|Get plenty of high-quality animal-based omega-3 fats||Your brain is 60 percent fat, and DHA, an animal-based omega-3 fat, along with EPA, is crucial for good brain function and mental health.26,27
Unfortunately, most people don’t get enough from diet alone, so make sure you take a high-quality omega-3 fat. I recommend krill oil, which has a number of benefits over fish oil, including better absorption.28
|Beneficial herbs and supplements: SAMe, 5-HTP and St. John’s Wort||SAMe is an amino acid derivative that occurs naturally in all cells. It plays a role in many biological reactions by transferring its methyl group to DNA, proteins, phospholipids and biogenic amines.
Several scientific studies indicate that SAMe may be useful in the treatment of depression.

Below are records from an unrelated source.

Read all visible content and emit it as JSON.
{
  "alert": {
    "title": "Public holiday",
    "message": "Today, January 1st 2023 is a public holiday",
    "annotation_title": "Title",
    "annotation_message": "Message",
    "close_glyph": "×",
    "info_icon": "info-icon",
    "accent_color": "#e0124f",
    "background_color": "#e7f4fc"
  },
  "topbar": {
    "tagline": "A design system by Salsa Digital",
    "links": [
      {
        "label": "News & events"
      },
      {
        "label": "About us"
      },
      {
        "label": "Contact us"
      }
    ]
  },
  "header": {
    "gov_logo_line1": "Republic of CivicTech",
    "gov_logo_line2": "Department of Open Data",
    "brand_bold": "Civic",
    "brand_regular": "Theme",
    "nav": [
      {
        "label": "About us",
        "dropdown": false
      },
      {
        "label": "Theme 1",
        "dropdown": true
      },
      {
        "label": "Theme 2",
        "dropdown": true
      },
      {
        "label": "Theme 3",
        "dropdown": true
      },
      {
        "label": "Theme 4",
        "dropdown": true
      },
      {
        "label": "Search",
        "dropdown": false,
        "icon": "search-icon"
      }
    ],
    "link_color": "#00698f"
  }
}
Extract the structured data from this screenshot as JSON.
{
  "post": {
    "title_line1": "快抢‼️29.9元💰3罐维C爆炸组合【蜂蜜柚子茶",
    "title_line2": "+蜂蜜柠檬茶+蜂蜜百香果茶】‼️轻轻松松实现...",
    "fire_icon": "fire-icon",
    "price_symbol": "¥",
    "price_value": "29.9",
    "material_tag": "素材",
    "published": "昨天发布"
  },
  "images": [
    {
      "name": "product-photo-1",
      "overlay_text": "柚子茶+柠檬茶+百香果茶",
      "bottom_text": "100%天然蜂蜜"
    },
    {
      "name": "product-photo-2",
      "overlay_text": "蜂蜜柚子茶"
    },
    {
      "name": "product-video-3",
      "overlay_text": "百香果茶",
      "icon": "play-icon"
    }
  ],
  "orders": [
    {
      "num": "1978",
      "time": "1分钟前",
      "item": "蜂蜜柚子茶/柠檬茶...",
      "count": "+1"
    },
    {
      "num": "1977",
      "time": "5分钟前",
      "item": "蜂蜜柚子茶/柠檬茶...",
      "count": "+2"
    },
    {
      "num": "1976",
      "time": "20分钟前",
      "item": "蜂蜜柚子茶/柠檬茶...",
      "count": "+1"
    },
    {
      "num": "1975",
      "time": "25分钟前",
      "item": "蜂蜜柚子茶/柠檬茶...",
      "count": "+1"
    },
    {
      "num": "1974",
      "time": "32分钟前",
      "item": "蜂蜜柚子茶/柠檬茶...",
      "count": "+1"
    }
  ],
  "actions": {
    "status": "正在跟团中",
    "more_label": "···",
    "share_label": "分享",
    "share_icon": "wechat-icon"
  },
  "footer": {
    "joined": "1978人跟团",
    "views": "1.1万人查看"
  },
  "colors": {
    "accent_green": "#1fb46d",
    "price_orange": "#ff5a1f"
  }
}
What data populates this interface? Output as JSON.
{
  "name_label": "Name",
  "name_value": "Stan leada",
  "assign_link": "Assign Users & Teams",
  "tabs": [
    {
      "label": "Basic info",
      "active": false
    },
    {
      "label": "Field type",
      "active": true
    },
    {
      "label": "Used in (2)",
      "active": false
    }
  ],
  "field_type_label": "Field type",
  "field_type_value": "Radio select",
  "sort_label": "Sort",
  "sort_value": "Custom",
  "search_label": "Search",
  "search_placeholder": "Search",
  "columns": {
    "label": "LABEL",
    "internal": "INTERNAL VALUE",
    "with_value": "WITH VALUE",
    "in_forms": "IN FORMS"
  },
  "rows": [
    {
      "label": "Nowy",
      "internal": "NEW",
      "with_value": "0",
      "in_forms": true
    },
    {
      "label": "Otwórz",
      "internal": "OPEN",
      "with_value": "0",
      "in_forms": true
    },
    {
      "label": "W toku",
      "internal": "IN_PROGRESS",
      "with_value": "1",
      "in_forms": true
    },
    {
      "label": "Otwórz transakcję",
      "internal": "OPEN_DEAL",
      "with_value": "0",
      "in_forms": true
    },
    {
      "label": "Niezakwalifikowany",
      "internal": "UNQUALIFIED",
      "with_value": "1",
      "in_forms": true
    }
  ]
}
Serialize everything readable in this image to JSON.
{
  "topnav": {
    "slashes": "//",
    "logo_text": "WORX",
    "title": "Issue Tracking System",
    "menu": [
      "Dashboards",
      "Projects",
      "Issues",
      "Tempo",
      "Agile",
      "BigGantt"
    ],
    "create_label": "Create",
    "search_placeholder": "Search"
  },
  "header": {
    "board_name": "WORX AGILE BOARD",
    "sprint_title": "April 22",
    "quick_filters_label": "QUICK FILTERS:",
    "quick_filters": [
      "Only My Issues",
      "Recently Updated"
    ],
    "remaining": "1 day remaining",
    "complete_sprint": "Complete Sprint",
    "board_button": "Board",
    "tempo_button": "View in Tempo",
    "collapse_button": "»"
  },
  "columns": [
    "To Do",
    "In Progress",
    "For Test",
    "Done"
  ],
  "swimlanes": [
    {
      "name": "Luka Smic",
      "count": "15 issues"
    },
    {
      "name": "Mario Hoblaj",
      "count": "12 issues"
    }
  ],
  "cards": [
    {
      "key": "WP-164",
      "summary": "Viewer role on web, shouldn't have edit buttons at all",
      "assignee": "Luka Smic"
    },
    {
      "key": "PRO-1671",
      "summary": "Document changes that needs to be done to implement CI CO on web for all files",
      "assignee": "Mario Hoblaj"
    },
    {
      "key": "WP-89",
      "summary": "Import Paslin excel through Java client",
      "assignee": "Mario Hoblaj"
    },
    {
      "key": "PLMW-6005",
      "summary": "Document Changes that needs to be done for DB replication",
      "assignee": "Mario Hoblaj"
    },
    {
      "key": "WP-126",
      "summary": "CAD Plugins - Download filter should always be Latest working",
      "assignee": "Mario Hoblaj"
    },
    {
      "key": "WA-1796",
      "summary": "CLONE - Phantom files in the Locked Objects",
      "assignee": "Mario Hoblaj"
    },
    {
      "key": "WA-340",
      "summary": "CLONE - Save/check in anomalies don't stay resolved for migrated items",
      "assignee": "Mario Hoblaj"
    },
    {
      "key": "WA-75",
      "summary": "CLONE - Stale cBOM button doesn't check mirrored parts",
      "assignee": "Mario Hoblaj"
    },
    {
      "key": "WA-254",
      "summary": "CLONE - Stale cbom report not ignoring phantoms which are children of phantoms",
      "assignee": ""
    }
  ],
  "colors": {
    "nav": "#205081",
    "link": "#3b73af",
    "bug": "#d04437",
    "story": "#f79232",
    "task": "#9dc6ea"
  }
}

5-Hydroxytryptophan (5-HTP) is another natural alternative to traditional antidepressants. When your body sets about manufacturing serotonin, it first makes 5-HTP. Taking 5-HTP as a supplement may raise serotonin levels.
The evidence suggests 5-HTP outperforms a placebo when it comes to alleviating depression29 — more than can be said about antidepressants.
One caveat: anxiety and social phobias can worsen with higher levels of serotonin, so it may be contraindicated if your anxiety is already high. St. John’s Wort has also been shown to provide relief from mild depressive symptoms.
|Evaluate your salt intake||Sodium deficiency actually creates symptoms that are very much like those of depression. Make sure you do NOT use processed salt (regular table salt), however.
You’ll want to use an all-natural, unprocessed salt like Himalayan salt, which contains more than 80 different micronutrients.
|Get adequate daily exercise||Studies have shown there is a strong correlation between improved mood and aerobic capacity.
There’s also a growing acceptance that the mind-body connection is very real, and that maintaining good physical health can significantly lower your risk of developing depression in the first place.
Exercising creates new GABA-producing neurons that help induce a natural state of calm. It also boosts your levels of serotonin, dopamine, and norepinephrine, which help buffer the effects of stress.
|Get enough sleep||You can have the best diet and exercise program possible but if you aren’t sleeping well you can easily become depressed.
Sleep and depression are so intimately linked that a sleep disorder is actually part of the definition of the symptom complex that gives the label depression.
|Energy psychology||Energy psychology techniques such as the Emotional Freedom Techniques (EFT), can also be very effective for reducing symptoms of depression or anxiety by correcting the bioelectrical short-circuiting that causes your body’s reactions — without adverse effects.
Recent research has shown that EFT significantly increases positive emotions, such as hope and enjoyment, and decreases negative emotional states.
EFT is particularly powerful for treating stress and anxiety because it specifically targets your amygdala and hippocampus, which are the parts of your brain that help you decide whether or not something is a threat.30,31
For serious or complex issues, seek out a qualified health care professional that is trained in EFT32 to help guide you through the process.